Judge Tosses Transgender School Policies Lawsuit, Says Rules Don't Impact Religious Rights

A Virginia judge threw out a lawsuit filed by faith-based conservative groups that challenged policies inclusive of transgender students in public schools, saying the rules would not impact religious rights, the Associated Press reported.

Lynchburg Circuit Court Judge J. Frederick Watson dismissed the suit Tuesday, calling into question whether the policies would affect the groups that filed the suit.

"Because the model policies are directed only to school boards, they cannot affect or aggrieve anyone other than the school boards," Watson wrote in his opinion.

The lawsuit was rejected with a ruling that the groups who filed it lacked standing, and the policies to respect transgender and nonbinary students would not infringe upon other students' rights to freely express religion.

For more reporting from the Associated Press, see below.

Trans student rights
A Virginia judge on Tuesday dismissed a lawsuit challenging guidelines on policies for transgender students in public schools, saying it did not impact religious rights.
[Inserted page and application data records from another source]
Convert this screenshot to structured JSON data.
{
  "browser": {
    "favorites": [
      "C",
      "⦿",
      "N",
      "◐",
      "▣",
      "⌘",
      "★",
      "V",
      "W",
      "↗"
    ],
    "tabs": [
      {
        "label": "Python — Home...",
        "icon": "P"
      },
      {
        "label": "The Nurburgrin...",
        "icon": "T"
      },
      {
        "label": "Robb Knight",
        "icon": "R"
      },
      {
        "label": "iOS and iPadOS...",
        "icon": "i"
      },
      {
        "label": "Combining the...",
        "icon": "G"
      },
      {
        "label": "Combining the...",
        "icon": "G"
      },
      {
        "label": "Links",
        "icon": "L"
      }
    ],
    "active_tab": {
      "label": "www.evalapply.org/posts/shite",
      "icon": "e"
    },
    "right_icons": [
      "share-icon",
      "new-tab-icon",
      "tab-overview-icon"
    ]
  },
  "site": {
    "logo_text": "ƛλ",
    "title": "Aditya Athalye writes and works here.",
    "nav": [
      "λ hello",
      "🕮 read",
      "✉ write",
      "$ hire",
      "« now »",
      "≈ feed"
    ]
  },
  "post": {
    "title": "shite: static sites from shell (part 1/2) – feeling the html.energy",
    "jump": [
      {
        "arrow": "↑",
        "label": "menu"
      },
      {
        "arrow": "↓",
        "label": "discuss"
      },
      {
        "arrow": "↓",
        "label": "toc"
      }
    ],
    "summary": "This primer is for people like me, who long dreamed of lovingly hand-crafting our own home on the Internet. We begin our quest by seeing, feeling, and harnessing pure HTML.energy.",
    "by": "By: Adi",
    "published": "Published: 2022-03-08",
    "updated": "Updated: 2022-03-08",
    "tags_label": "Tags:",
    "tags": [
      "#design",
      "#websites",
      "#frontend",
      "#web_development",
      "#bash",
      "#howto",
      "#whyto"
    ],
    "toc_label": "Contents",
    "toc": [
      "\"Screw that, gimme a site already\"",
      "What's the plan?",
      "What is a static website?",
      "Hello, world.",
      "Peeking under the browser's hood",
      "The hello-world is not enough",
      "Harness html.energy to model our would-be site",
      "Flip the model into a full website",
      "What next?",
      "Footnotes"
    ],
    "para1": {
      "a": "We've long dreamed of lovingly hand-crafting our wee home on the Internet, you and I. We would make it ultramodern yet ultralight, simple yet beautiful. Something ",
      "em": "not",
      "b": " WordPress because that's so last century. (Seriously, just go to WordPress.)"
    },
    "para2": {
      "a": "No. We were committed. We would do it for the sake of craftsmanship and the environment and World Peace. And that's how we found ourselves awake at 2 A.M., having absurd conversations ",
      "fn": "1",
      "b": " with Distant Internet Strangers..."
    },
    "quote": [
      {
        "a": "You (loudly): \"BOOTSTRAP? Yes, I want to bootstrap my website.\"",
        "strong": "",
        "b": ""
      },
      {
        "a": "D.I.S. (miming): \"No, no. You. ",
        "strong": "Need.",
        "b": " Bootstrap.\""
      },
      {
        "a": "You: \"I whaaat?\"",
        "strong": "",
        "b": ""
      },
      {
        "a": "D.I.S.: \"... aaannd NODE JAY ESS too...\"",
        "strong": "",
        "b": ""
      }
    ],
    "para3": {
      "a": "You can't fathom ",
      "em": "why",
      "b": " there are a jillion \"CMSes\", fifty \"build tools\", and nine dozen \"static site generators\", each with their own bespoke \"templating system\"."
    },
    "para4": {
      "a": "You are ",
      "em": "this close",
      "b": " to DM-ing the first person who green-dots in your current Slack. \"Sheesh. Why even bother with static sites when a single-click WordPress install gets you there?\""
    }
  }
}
Above, LGBT activists and their supporters rally in support of transgender students on the steps of New York City Hall on October 24, 2018. Drew Angerer/Getty Images

At the General Assembly's direction, the Department of Education created model policies that are inclusive of transgender and nonbinary students. All school districts must adopt policies consistent with or more comprehensive than the model policies. They include allowing students to use school bathrooms and locker rooms that conform to their gender identity and allowing students to use pronouns and a name that reflects their gender identity.

Christian Action Network, a faith-based organization, and two families whose children attend Lynchburg public schools filed a motion seeking to have the guidelines postponed. The lawsuit was merged with one filed by the Family Foundation, Founding Freedoms Law Center, and a family whose children attend public schools in Hanover County. The lawsuit argued that the model policies violate parental child-rearing rights and student rights to freely exercise their religion.

While the dismissal limits future statewide challenges, the fight will continue at local school boards, which are currently debating how or if to implement policies before the school year starts.

"This is a win and we should celebrate it for the win that it is," said Vee Lamneck, executive director of Equality Virginia, an advocacy group focused on LGBTQ rights. "The work continues. We are still continuing to have these conversations because of the spread of misinformation that is out there."

The Founding Freedoms Law Center called the decision a "disappointing development" in a statement, but noted favorable outcomes including Watson calling the model policies guidance. The group said they'd fight "certain individual board policies" in coming weeks if they follow the state guidelines.

Trans pride flag
A Virginia judge on Tuesday dismissed a lawsuit challenging policies for transgender students in public schools filed by faith-based conservative groups. Above, a transgender flag between two pride flags on June 26, 2020, at Christopher Park in New York City. Alexi Rosenfeld/Getty Images